§ EXERCISE INSTRUCTIONS
With the images omitted, return all of the entries exactly as they stand.

(Stored records)
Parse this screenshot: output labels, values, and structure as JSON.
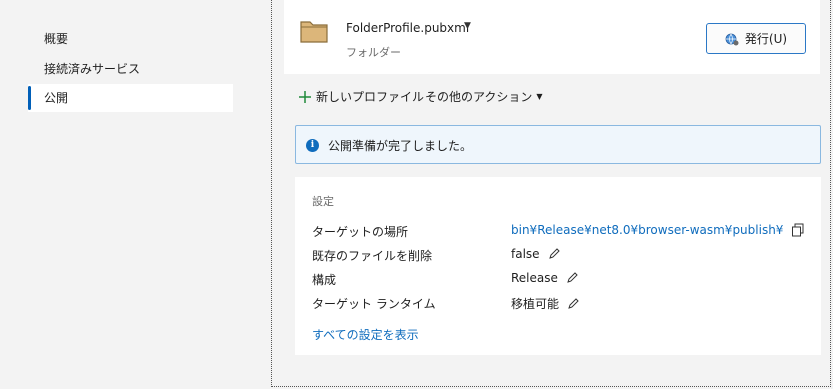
{
  "sidebar": {
    "items": [
      {
        "label": "概要"
      },
      {
        "label": "接続済みサービス"
      },
      {
        "label": "公開"
      }
    ]
  },
  "profile": {
    "name": "FolderProfile.pubxml",
    "caret": "▼",
    "subtitle": "フォルダー",
    "publish_label": "発行",
    "publish_accel": "(U)"
  },
  "toolbar": {
    "new_profile": "新しいプロファイル",
    "other_actions": "その他のアクション",
    "caret": "▼"
  },
  "info": {
    "icon": "info-icon",
    "text": "公開準備が完了しました。"
  },
  "settings": {
    "title": "設定",
    "rows": [
      {
        "label": "ターゲットの場所",
        "value": "bin¥Release¥net8.0¥browser-wasm¥publish¥"
      },
      {
        "label": "既存のファイルを削除",
        "value": "false"
      },
      {
        "label": "構成",
        "value": "Release"
      },
      {
        "label": "ターゲット ランタイム",
        "value": "移植可能"
      }
    ],
    "show_all": "すべての設定を表示"
  },
  "colors": {
    "accent": "#005fb8",
    "link": "#0f6cbd",
    "folder": "#dcb67a"
  }
}
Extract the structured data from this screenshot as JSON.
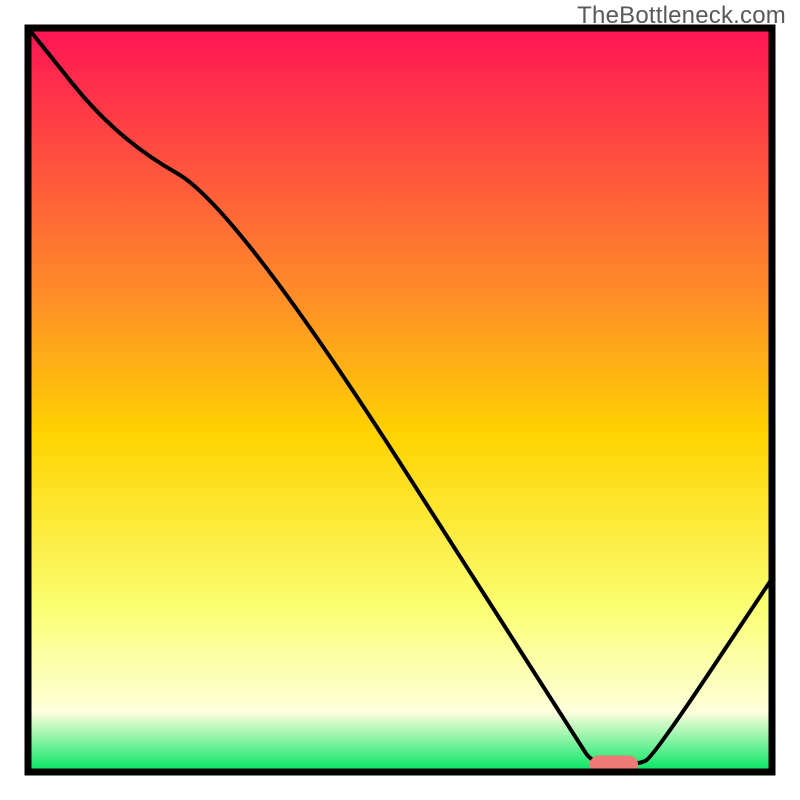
{
  "watermark": "TheBottleneck.com",
  "chart_data": {
    "type": "line",
    "title": "",
    "xlabel": "",
    "ylabel": "",
    "xlim": [
      0,
      100
    ],
    "ylim": [
      0,
      100
    ],
    "series": [
      {
        "name": "bottleneck-curve",
        "x": [
          0,
          12,
          28,
          74,
          76,
          82,
          84,
          100
        ],
        "values": [
          100,
          85,
          76,
          4,
          1,
          1,
          2,
          26
        ]
      }
    ],
    "marker": {
      "name": "target-range",
      "x_start": 75.5,
      "x_end": 82,
      "y": 1,
      "color": "#ee7a78"
    },
    "colors": {
      "gradient_top": "#ff1455",
      "gradient_upper_mid": "#ff8a2a",
      "gradient_mid": "#ffd400",
      "gradient_lower_mid": "#fbff72",
      "gradient_near_bottom": "#fdffdc",
      "gradient_bottom": "#00e562",
      "curve": "#000000",
      "frame": "#000000"
    }
  }
}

§ EXERCISE ANSWER
Parse this screenshot: output labels, values, and structure as JSON.
{
  "sidebar": {
    "items": [
      {
        "label": "概要"
      },
      {
        "label": "接続済みサービス"
      },
      {
        "label": "公開"
      }
    ]
  },
  "profile": {
    "name": "FolderProfile.pubxml",
    "caret": "▼",
    "subtitle": "フォルダー",
    "publish_label": "発行",
    "publish_accel": "(U)"
  },
  "toolbar": {
    "new_profile": "新しいプロファイル",
    "other_actions": "その他のアクション",
    "caret": "▼"
  },
  "info": {
    "icon": "info-icon",
    "text": "公開準備が完了しました。"
  },
  "settings": {
    "title": "設定",
    "rows": [
      {
        "label": "ターゲットの場所",
        "value": "bin¥Release¥net8.0¥browser-wasm¥publish¥"
      },
      {
        "label": "既存のファイルを削除",
        "value": "false"
      },
      {
        "label": "構成",
        "value": "Release"
      },
      {
        "label": "ターゲット ランタイム",
        "value": "移植可能"
      }
    ],
    "show_all": "すべての設定を表示"
  },
  "colors": {
    "accent": "#005fb8",
    "link": "#0f6cbd",
    "folder": "#dcb67a"
  }
}
Extract the structured data from this screenshot as JSON.
{
  "watermark": "TheBottleneck.com",
  "chart_data": {
    "type": "line",
    "title": "",
    "xlabel": "",
    "ylabel": "",
    "xlim": [
      0,
      100
    ],
    "ylim": [
      0,
      100
    ],
    "series": [
      {
        "name": "bottleneck-curve",
        "x": [
          0,
          12,
          28,
          74,
          76,
          82,
          84,
          100
        ],
        "values": [
          100,
          85,
          76,
          4,
          1,
          1,
          2,
          26
        ]
      }
    ],
    "marker": {
      "name": "target-range",
      "x_start": 75.5,
      "x_end": 82,
      "y": 1,
      "color": "#ee7a78"
    },
    "colors": {
      "gradient_top": "#ff1455",
      "gradient_upper_mid": "#ff8a2a",
      "gradient_mid": "#ffd400",
      "gradient_lower_mid": "#fbff72",
      "gradient_near_bottom": "#fdffdc",
      "gradient_bottom": "#00e562",
      "curve": "#000000",
      "frame": "#000000"
    }
  }
}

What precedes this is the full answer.